After an unusual drop in launch frequency in the third quarter of 2021, SpaceX looks set to conclude the last few weeks of December with a series of Falcon 9 launches from all three of its sites on the east and west coast of the United States.
In the wake of the DART (Falcon 9 Double Asteroid Redirection Test) launch, SpaceX has scheduled its 16th Starlink launch of the year, mysteriously named Starlink 4-3. This will most likely happen next week on Wednesday 1st December.
The rocket will launch a 15-ton batch of 53 laser-coupled Starlink V1.5 satellites into orbit. Moreover, it is planned to do this using the still unknown Falcon 9 accelerator (potentially it could be B1049, B0152, B1053, B1060, B1061, B1063, B1067 or the recently launched B1058). The launch will take place from SpaceX’s Cape Canaveral LC-40 site.

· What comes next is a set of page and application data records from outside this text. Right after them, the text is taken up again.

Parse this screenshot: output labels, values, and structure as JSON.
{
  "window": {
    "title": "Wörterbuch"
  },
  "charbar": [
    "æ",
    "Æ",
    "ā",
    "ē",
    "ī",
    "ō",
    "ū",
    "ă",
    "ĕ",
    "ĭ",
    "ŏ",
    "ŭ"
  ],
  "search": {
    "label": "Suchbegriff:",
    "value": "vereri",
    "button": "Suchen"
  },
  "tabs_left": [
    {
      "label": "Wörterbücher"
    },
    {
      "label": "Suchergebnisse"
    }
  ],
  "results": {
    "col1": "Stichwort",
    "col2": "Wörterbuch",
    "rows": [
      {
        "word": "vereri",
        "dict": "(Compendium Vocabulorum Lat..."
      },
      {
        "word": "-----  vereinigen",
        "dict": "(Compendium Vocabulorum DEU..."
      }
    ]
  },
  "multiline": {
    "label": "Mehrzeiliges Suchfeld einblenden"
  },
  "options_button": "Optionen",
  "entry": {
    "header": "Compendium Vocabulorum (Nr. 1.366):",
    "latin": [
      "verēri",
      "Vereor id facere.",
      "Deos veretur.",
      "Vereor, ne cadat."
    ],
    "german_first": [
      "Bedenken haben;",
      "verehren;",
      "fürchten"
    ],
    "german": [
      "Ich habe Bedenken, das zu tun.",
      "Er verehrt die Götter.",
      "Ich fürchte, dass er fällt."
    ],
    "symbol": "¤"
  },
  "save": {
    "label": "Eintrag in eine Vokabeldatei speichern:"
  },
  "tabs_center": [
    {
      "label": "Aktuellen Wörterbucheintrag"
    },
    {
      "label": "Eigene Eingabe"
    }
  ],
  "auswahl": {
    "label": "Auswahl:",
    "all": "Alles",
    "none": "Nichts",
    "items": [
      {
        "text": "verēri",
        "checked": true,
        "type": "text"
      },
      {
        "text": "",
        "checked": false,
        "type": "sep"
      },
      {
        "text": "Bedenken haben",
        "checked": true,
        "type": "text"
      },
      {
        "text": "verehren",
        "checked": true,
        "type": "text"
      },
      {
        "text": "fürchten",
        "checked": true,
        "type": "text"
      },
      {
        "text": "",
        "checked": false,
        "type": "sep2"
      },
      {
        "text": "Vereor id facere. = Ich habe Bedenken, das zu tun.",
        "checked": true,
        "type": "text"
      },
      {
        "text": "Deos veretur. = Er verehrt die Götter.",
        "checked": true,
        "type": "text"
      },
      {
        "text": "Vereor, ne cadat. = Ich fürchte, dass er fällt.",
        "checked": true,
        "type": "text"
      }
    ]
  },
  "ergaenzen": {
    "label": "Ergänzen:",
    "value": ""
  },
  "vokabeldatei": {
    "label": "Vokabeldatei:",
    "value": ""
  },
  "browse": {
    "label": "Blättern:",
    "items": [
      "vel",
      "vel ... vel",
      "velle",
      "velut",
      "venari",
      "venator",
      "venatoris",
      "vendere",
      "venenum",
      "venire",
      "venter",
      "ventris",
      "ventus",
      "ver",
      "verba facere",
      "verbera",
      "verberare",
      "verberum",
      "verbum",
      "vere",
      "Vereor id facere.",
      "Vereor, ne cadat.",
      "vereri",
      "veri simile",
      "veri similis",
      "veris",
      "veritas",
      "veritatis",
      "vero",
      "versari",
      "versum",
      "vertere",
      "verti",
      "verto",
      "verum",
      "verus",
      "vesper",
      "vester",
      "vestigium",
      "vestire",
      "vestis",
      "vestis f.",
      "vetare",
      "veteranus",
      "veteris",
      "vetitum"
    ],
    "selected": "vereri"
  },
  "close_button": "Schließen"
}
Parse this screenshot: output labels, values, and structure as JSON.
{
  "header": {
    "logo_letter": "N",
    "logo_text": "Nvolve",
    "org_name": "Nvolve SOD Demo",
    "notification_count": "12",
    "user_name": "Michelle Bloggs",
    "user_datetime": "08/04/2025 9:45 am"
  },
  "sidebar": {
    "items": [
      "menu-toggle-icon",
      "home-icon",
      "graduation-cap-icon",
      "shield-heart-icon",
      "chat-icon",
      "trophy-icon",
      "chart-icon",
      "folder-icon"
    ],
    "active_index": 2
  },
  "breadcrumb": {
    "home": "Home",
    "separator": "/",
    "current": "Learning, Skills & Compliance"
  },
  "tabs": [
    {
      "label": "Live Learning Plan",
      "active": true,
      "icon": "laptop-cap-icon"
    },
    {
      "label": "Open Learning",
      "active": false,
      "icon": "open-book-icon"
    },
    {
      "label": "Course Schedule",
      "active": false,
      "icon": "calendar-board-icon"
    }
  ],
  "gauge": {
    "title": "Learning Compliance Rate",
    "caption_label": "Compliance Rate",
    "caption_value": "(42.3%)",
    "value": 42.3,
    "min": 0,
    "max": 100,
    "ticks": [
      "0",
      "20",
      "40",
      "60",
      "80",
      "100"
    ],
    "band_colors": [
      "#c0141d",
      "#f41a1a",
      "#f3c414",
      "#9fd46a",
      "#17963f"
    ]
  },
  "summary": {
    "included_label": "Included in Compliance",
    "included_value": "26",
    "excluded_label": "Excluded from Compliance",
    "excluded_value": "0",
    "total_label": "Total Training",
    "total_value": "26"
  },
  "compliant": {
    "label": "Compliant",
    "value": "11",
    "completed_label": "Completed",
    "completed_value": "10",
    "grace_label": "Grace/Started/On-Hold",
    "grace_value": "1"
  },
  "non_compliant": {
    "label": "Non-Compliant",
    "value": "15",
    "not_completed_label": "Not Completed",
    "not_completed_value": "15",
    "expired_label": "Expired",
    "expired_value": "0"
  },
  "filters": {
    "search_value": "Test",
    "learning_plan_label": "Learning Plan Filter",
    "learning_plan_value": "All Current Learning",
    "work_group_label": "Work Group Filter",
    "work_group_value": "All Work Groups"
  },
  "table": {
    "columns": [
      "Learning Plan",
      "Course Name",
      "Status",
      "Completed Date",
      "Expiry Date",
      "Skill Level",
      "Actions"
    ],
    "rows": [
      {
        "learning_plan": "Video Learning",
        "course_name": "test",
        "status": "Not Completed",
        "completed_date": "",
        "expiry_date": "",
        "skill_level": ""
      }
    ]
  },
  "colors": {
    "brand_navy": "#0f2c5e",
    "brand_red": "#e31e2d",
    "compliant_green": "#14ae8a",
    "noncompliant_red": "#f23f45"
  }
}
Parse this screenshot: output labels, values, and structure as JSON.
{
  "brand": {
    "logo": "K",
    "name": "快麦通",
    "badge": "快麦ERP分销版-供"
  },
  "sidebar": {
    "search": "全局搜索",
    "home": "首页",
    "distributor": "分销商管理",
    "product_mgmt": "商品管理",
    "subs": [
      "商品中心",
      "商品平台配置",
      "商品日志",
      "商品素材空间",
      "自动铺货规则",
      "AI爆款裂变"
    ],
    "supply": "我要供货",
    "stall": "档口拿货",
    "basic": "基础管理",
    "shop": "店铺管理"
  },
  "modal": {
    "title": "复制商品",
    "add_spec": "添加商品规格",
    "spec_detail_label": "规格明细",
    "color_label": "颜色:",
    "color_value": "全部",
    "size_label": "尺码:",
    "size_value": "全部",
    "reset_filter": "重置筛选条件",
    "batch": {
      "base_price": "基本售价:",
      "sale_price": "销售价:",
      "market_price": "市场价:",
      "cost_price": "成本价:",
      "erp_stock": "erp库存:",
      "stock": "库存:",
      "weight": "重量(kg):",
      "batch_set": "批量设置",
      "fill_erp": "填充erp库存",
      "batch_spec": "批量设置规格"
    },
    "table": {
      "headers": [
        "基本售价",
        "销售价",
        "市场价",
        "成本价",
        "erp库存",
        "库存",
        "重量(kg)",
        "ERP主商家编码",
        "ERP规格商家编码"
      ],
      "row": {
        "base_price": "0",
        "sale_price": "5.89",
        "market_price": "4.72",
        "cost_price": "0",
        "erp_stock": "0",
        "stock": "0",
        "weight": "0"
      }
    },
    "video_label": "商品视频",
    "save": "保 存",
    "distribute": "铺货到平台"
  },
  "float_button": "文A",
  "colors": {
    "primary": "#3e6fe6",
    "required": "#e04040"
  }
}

In addition, the Falcon 9 B1062 is likely to support the launch of the small Imaging X-ray Polarimetry Explorer (IXPE) spacecraft from the Kennedy Space Center, which will be the launch vehicle’s fourth payload in 12 months. As a result of the launch, which is scheduled for December 9, a small observatory weighing about 300 kg will be put into low-earth orbit. If the mission does not have unexpected “fellow travelers”, it will be the smallest dedicated payload ever launched by Falcon 9, which “outstrips” even the TESS exoplanetary observatory weighing 362 kg. The booster is likely to return to Cape Canaveral in SpaceX’s landing zone (LZ).
Next, the launch of another previously unannounced Falcon accelerator is planned for the launch of the second of a new pair of Turkish geostationary (GEO) communications satellites, which is scheduled for December 18. The 4,500 kg Turksat 5B satellite will eventually join its twin 5A in orbit and support a variety of communication needs.
On the east coast, SpaceX’s last launch this year will be the launch of the CRS-24 Cargo Dragon 2 space station, slated for December 21st.
CEO Elon Musk expects SpaceX to launch at least one more Starlink mission (besides Starlink 4-3) by the end of 2021. Based solely on site turnaround times, the most likely time for this mission is the last week of December – about a month after DART if it occurs on the west coast, or 10-12 days after Turksat 5B on the east coast. If all goes according to plan, Falcon 9 will end the year with its 30th orbital launch in 2021.